▶ Records provided
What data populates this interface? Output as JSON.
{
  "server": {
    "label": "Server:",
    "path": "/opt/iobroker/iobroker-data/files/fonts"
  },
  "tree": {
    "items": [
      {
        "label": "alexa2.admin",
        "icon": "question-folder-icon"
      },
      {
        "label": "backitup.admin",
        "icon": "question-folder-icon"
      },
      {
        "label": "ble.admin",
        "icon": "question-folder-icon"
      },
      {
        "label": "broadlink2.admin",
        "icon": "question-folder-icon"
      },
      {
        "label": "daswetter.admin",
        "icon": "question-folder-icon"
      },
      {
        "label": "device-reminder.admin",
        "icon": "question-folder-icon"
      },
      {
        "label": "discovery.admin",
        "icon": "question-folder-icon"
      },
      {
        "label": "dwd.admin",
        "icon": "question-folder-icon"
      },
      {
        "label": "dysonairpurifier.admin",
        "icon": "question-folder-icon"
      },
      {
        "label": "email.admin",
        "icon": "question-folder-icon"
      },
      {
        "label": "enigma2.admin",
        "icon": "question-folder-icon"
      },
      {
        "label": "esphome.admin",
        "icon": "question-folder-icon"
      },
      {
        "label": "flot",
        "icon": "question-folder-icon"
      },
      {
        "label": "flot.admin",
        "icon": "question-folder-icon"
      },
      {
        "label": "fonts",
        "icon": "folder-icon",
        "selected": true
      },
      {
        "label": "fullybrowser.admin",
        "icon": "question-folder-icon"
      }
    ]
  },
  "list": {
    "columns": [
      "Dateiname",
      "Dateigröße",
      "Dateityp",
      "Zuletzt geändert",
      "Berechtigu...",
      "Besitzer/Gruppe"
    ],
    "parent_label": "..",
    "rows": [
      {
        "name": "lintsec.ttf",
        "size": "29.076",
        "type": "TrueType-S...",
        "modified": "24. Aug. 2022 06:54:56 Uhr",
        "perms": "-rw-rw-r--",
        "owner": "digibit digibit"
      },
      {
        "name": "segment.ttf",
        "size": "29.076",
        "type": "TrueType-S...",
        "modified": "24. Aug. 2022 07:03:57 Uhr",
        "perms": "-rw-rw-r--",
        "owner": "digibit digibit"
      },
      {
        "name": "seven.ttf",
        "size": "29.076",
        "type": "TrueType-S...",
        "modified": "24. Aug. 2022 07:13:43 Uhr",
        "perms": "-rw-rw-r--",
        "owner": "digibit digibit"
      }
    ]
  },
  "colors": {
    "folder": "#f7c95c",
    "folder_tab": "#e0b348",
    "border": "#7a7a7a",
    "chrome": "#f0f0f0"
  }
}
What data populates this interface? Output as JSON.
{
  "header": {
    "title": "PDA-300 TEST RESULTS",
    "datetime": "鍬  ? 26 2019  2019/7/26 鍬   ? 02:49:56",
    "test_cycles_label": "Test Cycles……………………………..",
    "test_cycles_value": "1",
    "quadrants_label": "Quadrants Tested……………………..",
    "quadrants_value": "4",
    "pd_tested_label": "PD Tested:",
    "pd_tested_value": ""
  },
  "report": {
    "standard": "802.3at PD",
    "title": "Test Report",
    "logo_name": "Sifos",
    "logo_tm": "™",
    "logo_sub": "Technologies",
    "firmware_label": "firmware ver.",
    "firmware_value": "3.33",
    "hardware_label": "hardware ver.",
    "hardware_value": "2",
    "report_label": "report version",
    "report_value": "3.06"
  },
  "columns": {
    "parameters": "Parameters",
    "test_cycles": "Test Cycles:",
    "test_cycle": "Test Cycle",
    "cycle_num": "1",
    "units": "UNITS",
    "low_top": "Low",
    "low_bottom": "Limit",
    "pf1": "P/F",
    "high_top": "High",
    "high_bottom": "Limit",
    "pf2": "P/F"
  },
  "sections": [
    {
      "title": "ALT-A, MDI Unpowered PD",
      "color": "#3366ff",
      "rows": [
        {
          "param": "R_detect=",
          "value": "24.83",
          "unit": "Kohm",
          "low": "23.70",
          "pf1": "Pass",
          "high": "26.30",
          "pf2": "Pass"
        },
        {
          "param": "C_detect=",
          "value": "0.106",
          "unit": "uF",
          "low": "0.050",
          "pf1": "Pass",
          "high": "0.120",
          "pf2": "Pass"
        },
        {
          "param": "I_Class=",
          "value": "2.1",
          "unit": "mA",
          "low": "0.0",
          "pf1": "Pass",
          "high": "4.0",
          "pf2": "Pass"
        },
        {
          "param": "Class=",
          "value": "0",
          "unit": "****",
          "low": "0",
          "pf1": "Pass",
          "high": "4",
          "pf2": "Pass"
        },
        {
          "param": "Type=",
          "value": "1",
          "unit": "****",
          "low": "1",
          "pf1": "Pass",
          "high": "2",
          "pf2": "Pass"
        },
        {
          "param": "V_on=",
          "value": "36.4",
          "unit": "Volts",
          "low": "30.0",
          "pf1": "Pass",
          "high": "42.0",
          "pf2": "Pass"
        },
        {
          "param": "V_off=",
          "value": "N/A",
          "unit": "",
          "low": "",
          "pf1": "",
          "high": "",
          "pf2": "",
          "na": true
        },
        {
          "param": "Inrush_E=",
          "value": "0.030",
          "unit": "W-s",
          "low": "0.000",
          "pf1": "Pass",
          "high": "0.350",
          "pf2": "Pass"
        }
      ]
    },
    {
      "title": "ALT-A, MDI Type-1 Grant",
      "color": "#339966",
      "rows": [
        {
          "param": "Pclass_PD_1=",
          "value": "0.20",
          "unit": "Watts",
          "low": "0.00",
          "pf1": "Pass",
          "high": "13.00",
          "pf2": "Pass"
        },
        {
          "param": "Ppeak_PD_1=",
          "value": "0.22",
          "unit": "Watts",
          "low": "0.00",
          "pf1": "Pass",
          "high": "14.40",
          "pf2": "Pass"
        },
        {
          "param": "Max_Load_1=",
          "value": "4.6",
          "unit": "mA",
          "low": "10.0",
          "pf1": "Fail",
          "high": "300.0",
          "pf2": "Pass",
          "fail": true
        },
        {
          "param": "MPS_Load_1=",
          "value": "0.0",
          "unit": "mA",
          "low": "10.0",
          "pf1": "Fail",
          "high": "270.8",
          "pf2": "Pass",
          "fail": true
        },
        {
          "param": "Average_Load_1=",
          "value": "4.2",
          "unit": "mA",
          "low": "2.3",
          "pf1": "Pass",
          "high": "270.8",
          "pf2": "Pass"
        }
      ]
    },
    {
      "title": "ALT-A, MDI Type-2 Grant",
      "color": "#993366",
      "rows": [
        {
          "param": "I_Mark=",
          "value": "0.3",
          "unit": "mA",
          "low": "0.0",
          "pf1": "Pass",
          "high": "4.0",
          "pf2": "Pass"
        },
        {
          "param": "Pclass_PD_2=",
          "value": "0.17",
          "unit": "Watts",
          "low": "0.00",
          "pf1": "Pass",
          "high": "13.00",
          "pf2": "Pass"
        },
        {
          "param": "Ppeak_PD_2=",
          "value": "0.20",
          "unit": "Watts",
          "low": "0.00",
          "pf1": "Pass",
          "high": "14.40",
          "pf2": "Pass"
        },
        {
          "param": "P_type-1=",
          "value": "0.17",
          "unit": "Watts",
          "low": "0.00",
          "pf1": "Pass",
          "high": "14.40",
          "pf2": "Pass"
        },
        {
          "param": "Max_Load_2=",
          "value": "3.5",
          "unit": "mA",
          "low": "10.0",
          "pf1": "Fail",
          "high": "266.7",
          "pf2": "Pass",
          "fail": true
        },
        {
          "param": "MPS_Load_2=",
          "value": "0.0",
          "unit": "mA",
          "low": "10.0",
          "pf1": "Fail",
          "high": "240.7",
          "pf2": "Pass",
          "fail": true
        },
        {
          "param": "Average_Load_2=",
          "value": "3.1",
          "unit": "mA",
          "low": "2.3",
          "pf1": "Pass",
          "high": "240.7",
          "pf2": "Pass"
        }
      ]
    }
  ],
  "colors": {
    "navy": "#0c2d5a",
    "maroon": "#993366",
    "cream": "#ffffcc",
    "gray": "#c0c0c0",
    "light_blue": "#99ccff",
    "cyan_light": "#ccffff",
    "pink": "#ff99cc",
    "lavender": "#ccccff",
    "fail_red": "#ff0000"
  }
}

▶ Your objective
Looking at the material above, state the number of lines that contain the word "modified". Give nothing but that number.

▶ Answer for the task
3